We are thankful to be welcome on these lands in friendship. The lands we are situated on are covered by the Williams Treaties and are the traditional territory of the Mississaugas, a branch of the greater Anishinaabeg Nation, including Algonquin, Ojibway, Odawa and Pottawatomi. These lands remain home to many Indigenous nations and peoples.

We acknowledge this land out of respect for the Indigenous nations who have cared for Turtle Island, also called North America, from before the arrival of settler peoples until this day. Most importantly, we acknowledge that the history of these lands has been tainted by poor treatment and a lack of friendship with the First Nations who call them home.

This history is something we are all affected by because we are all treaty people in Canada. We all have a shared history to reflect on, and each of us is affected by this history in different ways. Our past defines our present, but if we move forward as friends and allies, then it does not have to define our future.

Learn more about Indigenous Education and Cultural Services

Natalie Prole (Maheu)

Alumna, Mechanical Engineering - Specialization in Mechatronics (2017)

Ontario Tech Engineering Alumna Natalie originally chose Engineering because she wanted a bachelor's degree in a practical program that would give her the skills to pursue a technical career. But now being on the other side she says she has a deeper appreciation for this comprehensive discipline “engineering is so much broader than I could have ever imagined. I always tell people that engineering training teaches you how to learn and how to ask the right questions”, says Natalie, who currently works as a Vehicle Quality Equipment Engineer at Honda Manufacturing, and spends her days installing and optimizing automotive inspection equipment for the Honda Civic’s and CRV’s at the Honda Manufacturing plant in Alliston, Ontario.

When she’s not working, the 2017 graduate volunteers with the Ontario Tech Women in Engineering society to empower girls to see themselves as engineers, “when I first started university I had a really hard time understanding where my place was going to be in this industry.
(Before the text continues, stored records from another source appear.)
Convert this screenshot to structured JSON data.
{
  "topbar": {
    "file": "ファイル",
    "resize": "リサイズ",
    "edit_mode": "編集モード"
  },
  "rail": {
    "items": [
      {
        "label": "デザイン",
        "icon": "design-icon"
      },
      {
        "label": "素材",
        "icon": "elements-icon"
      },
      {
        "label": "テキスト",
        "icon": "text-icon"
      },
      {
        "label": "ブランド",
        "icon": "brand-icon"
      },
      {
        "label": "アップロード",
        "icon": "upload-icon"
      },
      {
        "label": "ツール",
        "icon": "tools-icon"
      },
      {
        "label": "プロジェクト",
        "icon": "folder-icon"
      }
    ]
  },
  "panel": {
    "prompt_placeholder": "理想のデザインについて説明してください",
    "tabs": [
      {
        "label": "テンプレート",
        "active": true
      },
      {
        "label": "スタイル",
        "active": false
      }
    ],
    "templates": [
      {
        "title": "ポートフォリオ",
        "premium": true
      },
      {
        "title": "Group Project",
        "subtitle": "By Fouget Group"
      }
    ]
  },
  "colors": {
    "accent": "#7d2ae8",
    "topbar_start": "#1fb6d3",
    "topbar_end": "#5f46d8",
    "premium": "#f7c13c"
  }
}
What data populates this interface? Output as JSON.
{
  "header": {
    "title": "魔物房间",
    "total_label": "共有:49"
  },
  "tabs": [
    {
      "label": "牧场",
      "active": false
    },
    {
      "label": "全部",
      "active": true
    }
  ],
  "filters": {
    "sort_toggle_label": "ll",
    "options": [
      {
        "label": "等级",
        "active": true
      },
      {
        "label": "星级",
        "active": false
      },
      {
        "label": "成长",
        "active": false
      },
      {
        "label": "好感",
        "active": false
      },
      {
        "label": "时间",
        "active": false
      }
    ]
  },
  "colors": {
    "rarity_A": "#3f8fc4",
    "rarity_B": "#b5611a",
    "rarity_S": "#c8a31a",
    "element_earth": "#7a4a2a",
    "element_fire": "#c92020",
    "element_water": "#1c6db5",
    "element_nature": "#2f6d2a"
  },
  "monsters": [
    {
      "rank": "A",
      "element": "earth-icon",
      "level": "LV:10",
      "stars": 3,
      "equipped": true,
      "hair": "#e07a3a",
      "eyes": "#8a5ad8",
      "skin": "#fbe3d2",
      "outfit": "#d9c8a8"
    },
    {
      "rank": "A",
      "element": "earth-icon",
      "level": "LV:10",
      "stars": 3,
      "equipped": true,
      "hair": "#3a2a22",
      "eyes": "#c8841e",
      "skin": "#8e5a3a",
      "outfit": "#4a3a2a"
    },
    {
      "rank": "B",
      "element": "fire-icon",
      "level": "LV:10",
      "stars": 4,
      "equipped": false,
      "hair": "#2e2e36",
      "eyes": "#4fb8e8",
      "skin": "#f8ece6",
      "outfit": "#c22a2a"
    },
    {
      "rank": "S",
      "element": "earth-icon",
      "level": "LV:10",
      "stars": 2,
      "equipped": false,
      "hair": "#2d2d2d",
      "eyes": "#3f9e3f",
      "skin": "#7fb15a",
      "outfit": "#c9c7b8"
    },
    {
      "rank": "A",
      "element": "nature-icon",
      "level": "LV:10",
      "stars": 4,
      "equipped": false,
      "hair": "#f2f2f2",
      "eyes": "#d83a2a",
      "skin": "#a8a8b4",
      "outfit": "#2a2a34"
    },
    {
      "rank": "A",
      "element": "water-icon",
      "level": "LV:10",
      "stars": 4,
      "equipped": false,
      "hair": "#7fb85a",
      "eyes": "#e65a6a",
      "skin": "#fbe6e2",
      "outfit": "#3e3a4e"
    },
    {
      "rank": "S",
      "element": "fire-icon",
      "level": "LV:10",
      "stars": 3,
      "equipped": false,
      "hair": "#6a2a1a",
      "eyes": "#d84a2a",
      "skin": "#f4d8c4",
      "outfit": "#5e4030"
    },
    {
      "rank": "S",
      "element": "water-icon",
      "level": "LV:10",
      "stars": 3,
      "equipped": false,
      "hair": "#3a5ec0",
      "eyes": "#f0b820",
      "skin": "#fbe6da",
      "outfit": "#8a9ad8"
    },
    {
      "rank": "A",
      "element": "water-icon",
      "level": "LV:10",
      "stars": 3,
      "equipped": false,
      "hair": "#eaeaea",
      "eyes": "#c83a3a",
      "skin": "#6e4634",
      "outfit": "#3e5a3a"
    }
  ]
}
Having relatable figures share their experiences and opportunities in the workforce made the idea of being a part of that workforce so much more attainable in my mind”, says Prole. 

In recent years we’ve begun to see the number of girls applying to engineering programs increase, and it has a lot to do with Women in Engineering events and inspiring engineers like Natalie telling their stories. “I get to see the bright minds of these young women and girls who have so much drive and so much to offer, if I can give them any sort of motivation or relatability I'm more than happy to offer my time”.